> _Exercise prompt_
Retype all of the records shown beneath this task, exactly as they stand.

(Data records for software interfaces)
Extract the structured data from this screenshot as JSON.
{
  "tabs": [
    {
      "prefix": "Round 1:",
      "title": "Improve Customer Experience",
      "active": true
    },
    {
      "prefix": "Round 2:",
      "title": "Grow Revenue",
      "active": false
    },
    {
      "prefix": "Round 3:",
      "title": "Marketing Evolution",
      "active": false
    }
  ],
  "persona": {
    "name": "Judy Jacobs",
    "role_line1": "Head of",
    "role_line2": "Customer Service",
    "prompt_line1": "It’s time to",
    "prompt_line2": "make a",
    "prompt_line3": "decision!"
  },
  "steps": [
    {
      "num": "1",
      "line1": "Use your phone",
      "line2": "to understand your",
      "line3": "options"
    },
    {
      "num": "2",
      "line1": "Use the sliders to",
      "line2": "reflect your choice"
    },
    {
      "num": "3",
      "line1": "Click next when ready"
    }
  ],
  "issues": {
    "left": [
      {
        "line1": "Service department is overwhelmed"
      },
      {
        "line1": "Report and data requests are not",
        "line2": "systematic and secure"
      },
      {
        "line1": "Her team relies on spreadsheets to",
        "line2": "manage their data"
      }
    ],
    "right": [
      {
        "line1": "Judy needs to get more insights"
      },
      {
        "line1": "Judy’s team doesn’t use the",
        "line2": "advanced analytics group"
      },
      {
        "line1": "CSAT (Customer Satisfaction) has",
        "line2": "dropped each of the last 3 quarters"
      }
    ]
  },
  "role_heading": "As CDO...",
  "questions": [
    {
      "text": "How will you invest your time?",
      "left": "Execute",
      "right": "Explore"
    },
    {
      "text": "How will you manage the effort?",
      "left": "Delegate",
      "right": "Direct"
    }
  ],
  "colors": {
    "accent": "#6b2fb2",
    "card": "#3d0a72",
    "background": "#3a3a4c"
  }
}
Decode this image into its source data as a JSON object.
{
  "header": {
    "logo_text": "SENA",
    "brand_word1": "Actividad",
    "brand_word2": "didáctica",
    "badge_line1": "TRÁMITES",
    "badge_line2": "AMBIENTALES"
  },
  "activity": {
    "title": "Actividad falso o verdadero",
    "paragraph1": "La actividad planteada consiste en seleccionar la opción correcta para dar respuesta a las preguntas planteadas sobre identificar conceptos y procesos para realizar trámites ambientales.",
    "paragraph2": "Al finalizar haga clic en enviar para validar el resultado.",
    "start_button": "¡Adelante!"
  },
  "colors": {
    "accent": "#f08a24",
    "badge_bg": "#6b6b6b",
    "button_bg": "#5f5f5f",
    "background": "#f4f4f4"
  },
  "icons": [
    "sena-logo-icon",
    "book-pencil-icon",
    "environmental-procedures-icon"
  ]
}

> _Solution_
Extract the structured data from this screenshot as JSON.
{
  "tabs": [
    {
      "prefix": "Round 1:",
      "title": "Improve Customer Experience",
      "active": true
    },
    {
      "prefix": "Round 2:",
      "title": "Grow Revenue",
      "active": false
    },
    {
      "prefix": "Round 3:",
      "title": "Marketing Evolution",
      "active": false
    }
  ],
  "persona": {
    "name": "Judy Jacobs",
    "role_line1": "Head of",
    "role_line2": "Customer Service",
    "prompt_line1": "It’s time to",
    "prompt_line2": "make a",
    "prompt_line3": "decision!"
  },
  "steps": [
    {
      "num": "1",
      "line1": "Use your phone",
      "line2": "to understand your",
      "line3": "options"
    },
    {
      "num": "2",
      "line1": "Use the sliders to",
      "line2": "reflect your choice"
    },
    {
      "num": "3",
      "line1": "Click next when ready"
    }
  ],
  "issues": {
    "left": [
      {
        "line1": "Service department is overwhelmed"
      },
      {
        "line1": "Report and data requests are not",
        "line2": "systematic and secure"
      },
      {
        "line1": "Her team relies on spreadsheets to",
        "line2": "manage their data"
      }
    ],
    "right": [
      {
        "line1": "Judy needs to get more insights"
      },
      {
        "line1": "Judy’s team doesn’t use the",
        "line2": "advanced analytics group"
      },
      {
        "line1": "CSAT (Customer Satisfaction) has",
        "line2": "dropped each of the last 3 quarters"
      }
    ]
  },
  "role_heading": "As CDO...",
  "questions": [
    {
      "text": "How will you invest your time?",
      "left": "Execute",
      "right": "Explore"
    },
    {
      "text": "How will you manage the effort?",
      "left": "Delegate",
      "right": "Direct"
    }
  ],
  "colors": {
    "accent": "#6b2fb2",
    "card": "#3d0a72",
    "background": "#3a3a4c"
  }
}
Decode this image into its source data as a JSON object.
{
  "header": {
    "logo_text": "SENA",
    "brand_word1": "Actividad",
    "brand_word2": "didáctica",
    "badge_line1": "TRÁMITES",
    "badge_line2": "AMBIENTALES"
  },
  "activity": {
    "title": "Actividad falso o verdadero",
    "paragraph1": "La actividad planteada consiste en seleccionar la opción correcta para dar respuesta a las preguntas planteadas sobre identificar conceptos y procesos para realizar trámites ambientales.",
    "paragraph2": "Al finalizar haga clic en enviar para validar el resultado.",
    "start_button": "¡Adelante!"
  },
  "colors": {
    "accent": "#f08a24",
    "badge_bg": "#6b6b6b",
    "button_bg": "#5f5f5f",
    "background": "#f4f4f4"
  },
  "icons": [
    "sena-logo-icon",
    "book-pencil-icon",
    "environmental-procedures-icon"
  ]
}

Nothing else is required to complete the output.